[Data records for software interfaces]

────────

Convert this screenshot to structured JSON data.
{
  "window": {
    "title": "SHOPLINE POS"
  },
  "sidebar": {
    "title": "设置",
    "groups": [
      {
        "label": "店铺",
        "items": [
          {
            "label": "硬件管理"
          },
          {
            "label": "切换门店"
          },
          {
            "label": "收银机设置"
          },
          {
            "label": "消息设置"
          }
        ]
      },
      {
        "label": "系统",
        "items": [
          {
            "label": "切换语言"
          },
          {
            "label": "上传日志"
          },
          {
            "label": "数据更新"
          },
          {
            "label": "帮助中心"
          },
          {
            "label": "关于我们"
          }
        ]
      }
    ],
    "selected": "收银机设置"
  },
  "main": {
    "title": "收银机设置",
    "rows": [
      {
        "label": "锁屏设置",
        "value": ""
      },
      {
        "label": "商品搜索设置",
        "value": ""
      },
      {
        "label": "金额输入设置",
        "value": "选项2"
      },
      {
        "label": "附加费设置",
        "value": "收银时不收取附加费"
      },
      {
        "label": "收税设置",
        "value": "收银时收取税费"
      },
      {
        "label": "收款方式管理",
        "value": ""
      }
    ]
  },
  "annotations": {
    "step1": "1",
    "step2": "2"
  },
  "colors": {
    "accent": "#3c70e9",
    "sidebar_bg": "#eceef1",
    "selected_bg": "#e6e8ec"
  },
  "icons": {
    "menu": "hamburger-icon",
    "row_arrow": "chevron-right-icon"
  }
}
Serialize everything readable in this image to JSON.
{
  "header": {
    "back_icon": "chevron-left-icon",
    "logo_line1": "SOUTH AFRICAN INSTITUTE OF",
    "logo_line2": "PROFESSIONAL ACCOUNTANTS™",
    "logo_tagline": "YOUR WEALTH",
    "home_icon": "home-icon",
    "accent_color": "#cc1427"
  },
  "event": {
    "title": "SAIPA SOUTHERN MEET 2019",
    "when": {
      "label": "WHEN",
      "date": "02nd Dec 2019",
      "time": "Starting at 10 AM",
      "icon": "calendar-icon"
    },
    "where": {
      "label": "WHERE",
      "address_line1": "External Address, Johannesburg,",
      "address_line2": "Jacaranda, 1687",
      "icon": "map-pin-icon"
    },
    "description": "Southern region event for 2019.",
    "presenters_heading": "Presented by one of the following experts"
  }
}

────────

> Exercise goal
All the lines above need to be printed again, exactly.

> Solution
Convert this screenshot to structured JSON data.
{
  "window": {
    "title": "SHOPLINE POS"
  },
  "sidebar": {
    "title": "设置",
    "groups": [
      {
        "label": "店铺",
        "items": [
          {
            "label": "硬件管理"
          },
          {
            "label": "切换门店"
          },
          {
            "label": "收银机设置"
          },
          {
            "label": "消息设置"
          }
        ]
      },
      {
        "label": "系统",
        "items": [
          {
            "label": "切换语言"
          },
          {
            "label": "上传日志"
          },
          {
            "label": "数据更新"
          },
          {
            "label": "帮助中心"
          },
          {
            "label": "关于我们"
          }
        ]
      }
    ],
    "selected": "收银机设置"
  },
  "main": {
    "title": "收银机设置",
    "rows": [
      {
        "label": "锁屏设置",
        "value": ""
      },
      {
        "label": "商品搜索设置",
        "value": ""
      },
      {
        "label": "金额输入设置",
        "value": "选项2"
      },
      {
        "label": "附加费设置",
        "value": "收银时不收取附加费"
      },
      {
        "label": "收税设置",
        "value": "收银时收取税费"
      },
      {
        "label": "收款方式管理",
        "value": ""
      }
    ]
  },
  "annotations": {
    "step1": "1",
    "step2": "2"
  },
  "colors": {
    "accent": "#3c70e9",
    "sidebar_bg": "#eceef1",
    "selected_bg": "#e6e8ec"
  },
  "icons": {
    "menu": "hamburger-icon",
    "row_arrow": "chevron-right-icon"
  }
}
Serialize everything readable in this image to JSON.
{
  "header": {
    "back_icon": "chevron-left-icon",
    "logo_line1": "SOUTH AFRICAN INSTITUTE OF",
    "logo_line2": "PROFESSIONAL ACCOUNTANTS™",
    "logo_tagline": "YOUR WEALTH",
    "home_icon": "home-icon",
    "accent_color": "#cc1427"
  },
  "event": {
    "title": "SAIPA SOUTHERN MEET 2019",
    "when": {
      "label": "WHEN",
      "date": "02nd Dec 2019",
      "time": "Starting at 10 AM",
      "icon": "calendar-icon"
    },
    "where": {
      "label": "WHERE",
      "address_line1": "External Address, Johannesburg,",
      "address_line2": "Jacaranda, 1687",
      "icon": "map-pin-icon"
    },
    "description": "Southern region event for 2019.",
    "presenters_heading": "Presented by one of the following experts"
  }
}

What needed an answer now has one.